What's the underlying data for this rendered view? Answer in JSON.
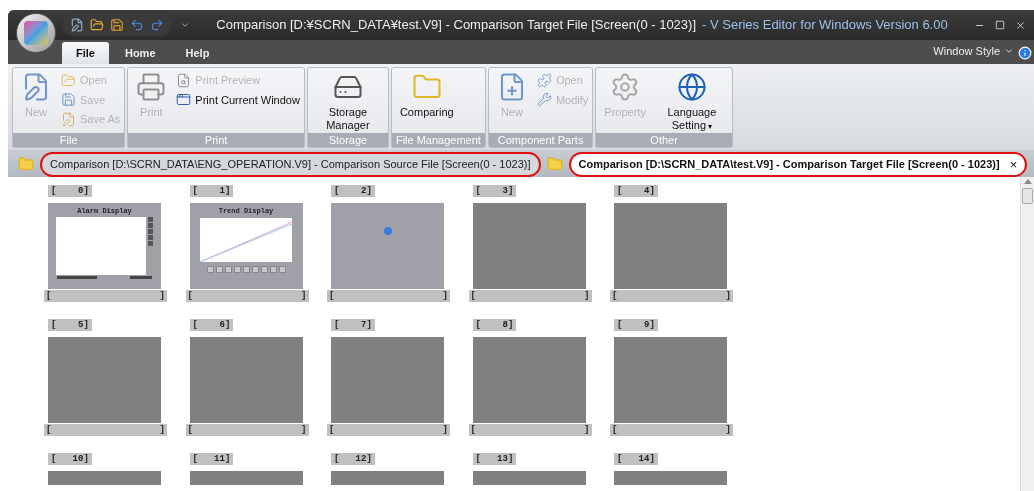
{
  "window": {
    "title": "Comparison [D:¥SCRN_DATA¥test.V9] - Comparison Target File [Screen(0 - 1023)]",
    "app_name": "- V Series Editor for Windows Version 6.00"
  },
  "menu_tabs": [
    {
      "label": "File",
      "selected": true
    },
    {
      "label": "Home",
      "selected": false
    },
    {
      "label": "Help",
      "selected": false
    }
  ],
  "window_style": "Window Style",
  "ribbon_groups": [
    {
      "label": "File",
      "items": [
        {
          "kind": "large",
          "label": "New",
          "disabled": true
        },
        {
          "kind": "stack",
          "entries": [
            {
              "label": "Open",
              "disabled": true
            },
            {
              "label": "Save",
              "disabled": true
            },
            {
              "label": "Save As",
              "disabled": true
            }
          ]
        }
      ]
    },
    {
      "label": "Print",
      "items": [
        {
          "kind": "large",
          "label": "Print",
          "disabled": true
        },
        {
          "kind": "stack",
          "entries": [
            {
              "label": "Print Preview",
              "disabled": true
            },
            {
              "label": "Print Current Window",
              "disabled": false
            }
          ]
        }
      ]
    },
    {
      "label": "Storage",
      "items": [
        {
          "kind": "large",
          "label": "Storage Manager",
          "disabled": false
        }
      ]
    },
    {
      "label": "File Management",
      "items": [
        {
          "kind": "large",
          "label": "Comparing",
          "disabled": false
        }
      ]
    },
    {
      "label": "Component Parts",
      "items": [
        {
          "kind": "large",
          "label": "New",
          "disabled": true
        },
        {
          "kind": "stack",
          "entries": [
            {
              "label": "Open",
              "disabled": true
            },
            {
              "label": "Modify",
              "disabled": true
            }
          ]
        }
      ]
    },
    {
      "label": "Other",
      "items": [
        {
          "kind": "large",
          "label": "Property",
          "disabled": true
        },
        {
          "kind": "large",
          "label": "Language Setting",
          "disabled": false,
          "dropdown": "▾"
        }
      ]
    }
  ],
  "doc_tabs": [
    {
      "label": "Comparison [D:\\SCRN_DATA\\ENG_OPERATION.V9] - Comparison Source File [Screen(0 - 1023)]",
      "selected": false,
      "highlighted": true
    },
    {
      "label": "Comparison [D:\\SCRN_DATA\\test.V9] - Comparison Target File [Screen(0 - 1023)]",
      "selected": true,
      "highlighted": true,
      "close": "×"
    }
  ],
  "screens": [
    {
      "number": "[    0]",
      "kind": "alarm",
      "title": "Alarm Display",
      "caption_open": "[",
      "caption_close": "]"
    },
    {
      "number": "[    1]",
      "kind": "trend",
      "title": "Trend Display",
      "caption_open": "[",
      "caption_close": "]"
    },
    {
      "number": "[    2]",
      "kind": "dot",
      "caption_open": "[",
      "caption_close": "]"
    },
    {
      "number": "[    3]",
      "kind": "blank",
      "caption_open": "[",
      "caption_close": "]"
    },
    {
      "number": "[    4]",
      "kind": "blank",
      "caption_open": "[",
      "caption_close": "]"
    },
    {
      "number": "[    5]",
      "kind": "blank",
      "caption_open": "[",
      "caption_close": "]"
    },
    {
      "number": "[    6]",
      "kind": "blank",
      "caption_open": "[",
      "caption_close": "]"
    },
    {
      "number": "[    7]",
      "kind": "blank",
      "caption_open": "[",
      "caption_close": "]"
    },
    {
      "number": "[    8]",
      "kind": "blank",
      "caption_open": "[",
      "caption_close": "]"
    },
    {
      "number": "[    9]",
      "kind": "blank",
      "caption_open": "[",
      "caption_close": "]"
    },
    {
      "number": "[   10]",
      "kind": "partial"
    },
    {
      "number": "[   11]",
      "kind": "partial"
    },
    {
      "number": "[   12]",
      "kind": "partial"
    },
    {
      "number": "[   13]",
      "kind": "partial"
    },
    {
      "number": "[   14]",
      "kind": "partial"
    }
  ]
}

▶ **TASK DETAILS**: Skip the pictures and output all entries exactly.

▶ **RESPONSE AREA**:
What's the underlying data for this rendered view? Answer in JSON.
{
  "window": {
    "title": "Comparison [D:¥SCRN_DATA¥test.V9] - Comparison Target File [Screen(0 - 1023)]",
    "app_name": "- V Series Editor for Windows Version 6.00"
  },
  "menu_tabs": [
    {
      "label": "File",
      "selected": true
    },
    {
      "label": "Home",
      "selected": false
    },
    {
      "label": "Help",
      "selected": false
    }
  ],
  "window_style": "Window Style",
  "ribbon_groups": [
    {
      "label": "File",
      "items": [
        {
          "kind": "large",
          "label": "New",
          "disabled": true
        },
        {
          "kind": "stack",
          "entries": [
            {
              "label": "Open",
              "disabled": true
            },
            {
              "label": "Save",
              "disabled": true
            },
            {
              "label": "Save As",
              "disabled": true
            }
          ]
        }
      ]
    },
    {
      "label": "Print",
      "items": [
        {
          "kind": "large",
          "label": "Print",
          "disabled": true
        },
        {
          "kind": "stack",
          "entries": [
            {
              "label": "Print Preview",
              "disabled": true
            },
            {
              "label": "Print Current Window",
              "disabled": false
            }
          ]
        }
      ]
    },
    {
      "label": "Storage",
      "items": [
        {
          "kind": "large",
          "label": "Storage Manager",
          "disabled": false
        }
      ]
    },
    {
      "label": "File Management",
      "items": [
        {
          "kind": "large",
          "label": "Comparing",
          "disabled": false
        }
      ]
    },
    {
      "label": "Component Parts",
      "items": [
        {
          "kind": "large",
          "label": "New",
          "disabled": true
        },
        {
          "kind": "stack",
          "entries": [
            {
              "label": "Open",
              "disabled": true
            },
            {
              "label": "Modify",
              "disabled": true
            }
          ]
        }
      ]
    },
    {
      "label": "Other",
      "items": [
        {
          "kind": "large",
          "label": "Property",
          "disabled": true
        },
        {
          "kind": "large",
          "label": "Language Setting",
          "disabled": false,
          "dropdown": "▾"
        }
      ]
    }
  ],
  "doc_tabs": [
    {
      "label": "Comparison [D:\\SCRN_DATA\\ENG_OPERATION.V9] - Comparison Source File [Screen(0 - 1023)]",
      "selected": false,
      "highlighted": true
    },
    {
      "label": "Comparison [D:\\SCRN_DATA\\test.V9] - Comparison Target File [Screen(0 - 1023)]",
      "selected": true,
      "highlighted": true,
      "close": "×"
    }
  ],
  "screens": [
    {
      "number": "[    0]",
      "kind": "alarm",
      "title": "Alarm Display",
      "caption_open": "[",
      "caption_close": "]"
    },
    {
      "number": "[    1]",
      "kind": "trend",
      "title": "Trend Display",
      "caption_open": "[",
      "caption_close": "]"
    },
    {
      "number": "[    2]",
      "kind": "dot",
      "caption_open": "[",
      "caption_close": "]"
    },
    {
      "number": "[    3]",
      "kind": "blank",
      "caption_open": "[",
      "caption_close": "]"
    },
    {
      "number": "[    4]",
      "kind": "blank",
      "caption_open": "[",
      "caption_close": "]"
    },
    {
      "number": "[    5]",
      "kind": "blank",
      "caption_open": "[",
      "caption_close": "]"
    },
    {
      "number": "[    6]",
      "kind": "blank",
      "caption_open": "[",
      "caption_close": "]"
    },
    {
      "number": "[    7]",
      "kind": "blank",
      "caption_open": "[",
      "caption_close": "]"
    },
    {
      "number": "[    8]",
      "kind": "blank",
      "caption_open": "[",
      "caption_close": "]"
    },
    {
      "number": "[    9]",
      "kind": "blank",
      "caption_open": "[",
      "caption_close": "]"
    },
    {
      "number": "[   10]",
      "kind": "partial"
    },
    {
      "number": "[   11]",
      "kind": "partial"
    },
    {
      "number": "[   12]",
      "kind": "partial"
    },
    {
      "number": "[   13]",
      "kind": "partial"
    },
    {
      "number": "[   14]",
      "kind": "partial"
    }
  ]
}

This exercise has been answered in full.